Tough times never last.
Tough people, with their intuitive ability to pilot the sport's nautical seas, however…
And build character that trumps all else in those unforgiving, historical records.
"I learned a lot last year," said Okotoks native Peyton Krebs of an arduous campaign in Cranbrook, B.C. "It … wasn't a good year for us.
"But as a person, I grew.
"As a player, I grew.
"Things weren't going well for us as a team, and when situations like that happen and you're fighting adversity all year, you look to your leaders to help guide the ship."
The 6-foot-1, 183-lb. centre captained the WHL's Kootenay Ice last year and led the team with 68 points (19G, 49A) in 64 games, and played a key role in all situations, including the powerplay and penalty-kill.

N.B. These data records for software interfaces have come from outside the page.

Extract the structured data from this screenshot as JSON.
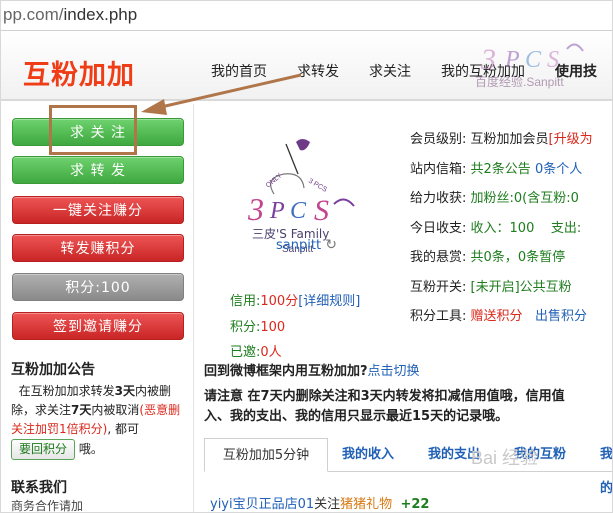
{
  "browser": {
    "url_dim": "pp.com/",
    "url_path": "index.php"
  },
  "header": {
    "brand": "互粉加加",
    "nav": [
      "我的首页",
      "求转发",
      "求关注",
      "我的互粉加加",
      "使用技"
    ],
    "watermark": "百度经验.Sanpitt"
  },
  "sidebar": {
    "buttons": [
      "求 关 注",
      "求 转 发",
      "一键关注赚分",
      "转发赚积分",
      "积分:100",
      "签到邀请赚分"
    ],
    "notice_title": "互粉加加公告",
    "notice_line1": "在互粉加加求转发",
    "notice_bold1": "3天",
    "notice_line2": "内被删除，求关注",
    "notice_bold2": "7天",
    "notice_line3": "内被取消",
    "notice_warn": "(恶意删关注加罚1倍积分)",
    "notice_line4": ", 都可",
    "notice_button": "要回积分",
    "notice_line5": "哦。",
    "contact_title": "联系我们",
    "contact_sub": "商务合作请加"
  },
  "profile": {
    "logo_only": "ONLY",
    "logo_3pcs": "3 PCS",
    "logo_name": "三皮'S Family",
    "logo_sub": "Sanpitt",
    "username": "sanpitt",
    "credit_label": "信用:",
    "credit_value": "100分",
    "credit_link": "[详细规则]",
    "points_label": "积分:",
    "points_value": "100",
    "invited_label": "已邀:",
    "invited_value": "0人"
  },
  "info": {
    "level_k": "会员级别:",
    "level_v": "互粉加加会员",
    "level_r": "[升级为",
    "mail_k": "站内信箱:",
    "mail_v": "共2条公告",
    "mail_b": "0条个人",
    "give_k": "给力收获:",
    "give_v": "加粉丝:0(含互粉:0",
    "today_k": "今日收支:",
    "today_v": "收入：100",
    "today_out": "支出:",
    "reward_k": "我的悬赏:",
    "reward_v": "共0条，",
    "reward_b": "0条暂停",
    "switch_k": "互粉开关:",
    "switch_v": "[未开启]公共互粉",
    "tools_k": "积分工具:",
    "tools_r": "赠送积分",
    "tools_b": "出售积分"
  },
  "main": {
    "switch_text": "回到微博框架内用互粉加加?",
    "switch_link": "点击切换",
    "note_line1": "请注意 在7天内删除关注和3天内转发将扣减信用值哦，信用值",
    "note_line2": "入、我的支出、我的信用只显示最近15天的记录哦。",
    "tabs": [
      "互粉加加5分钟",
      "我的收入",
      "我的支出",
      "我的互粉",
      "我的"
    ],
    "feed_user": "yiyi宝贝正品店01",
    "feed_action": "关注",
    "feed_target": "猪猪礼物",
    "feed_delta": "+22"
  },
  "overlay": {
    "watermark": "Bai 经验"
  },
  "colors": {
    "brand": "#ef3d17",
    "green": "#3fa83f",
    "red": "#c92525",
    "link": "#2160b7",
    "annotation": "#b0764a"
  }
}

But as a team, the Ice - who have since relocated to Winnipeg - struggled.
Their 13 wins were the second-fewest in franchise history as the club missed the WHL playoffs for the fourth straight season.
As a 17-year-old donning the 'C' for the B.C.-based troupe, Krebs felt the brunt of that result.
The pressure, too.
But as all good leaders do, he didn't blame others for what was a collective misfortune. He had the confidence, the courage and compassion to help reunite a fragmented group, to work closely with the younger players and develop a plan so they, too,
could see value in the process.
"I tried to be the guy that others could look up to," Krebs said. "When you're going through that kind of a year - living in the disappointment, day after day - it's tough. But what our team needed was a presence; someone the younger players could look up to so they could move on into next year, or the next phase of their careers, and have
"Despite everything that went wrong on the ice, I had a lot of fun with the guys in that locker-room."
People from across the hockey world took note.
Krebs, the former first pick in the 2016 WHL Bantam Draft, went on to captain the Canadian squad at the World Under-18 Championship in Sweden this past April. He ran with the responsibility and tied for fifth in tournament scoring with 10 points (6G, 4A) in 10 games, trailing Americans Jack Hughes, Matthew Boldy, Cole Caufield and Cameron York.
But among his many experiences over the past calendar year, Krebs doesn't view himself through the lens of an offensive dynamo.
He prides himself on his defensive acumen and play away from the puck as being his greatest asset.
"I've been fortunate to be on those (Canadian) teams and to play with some amazing players in the past, but to play against those guys this time, it was pretty cool," said Krebs. "It was a good test. Defensively, if you can play against those top guys and shut 'em down, that's something."
Krebs enters the Draft as a potential Top-10 pick.
It's possible an off-season achilles injury - suffered recently during a summer training session - could affect where he goes, but considering the body of work he put in over the course of the campaign and the impression he left at the NHL Scouting Combine earlier this month, it's unlikely.
When you're the complete package like he is …
When you have the kind of elite hockey sense, passing ability and high hockey IQ like he does …
Not even a walking boot will slow his crawl to the podium early in Friday's first round at Rogers Arena.
He won't let it.
Healthy or not.
"I'm going to come to the rink every day and work the hardest," Krebs said.
"That's the message I wanted to get out (at the Combine).
"There's no better quality in a person, I think."
Certainly, a player of Krebs' character would know a thing or two about that.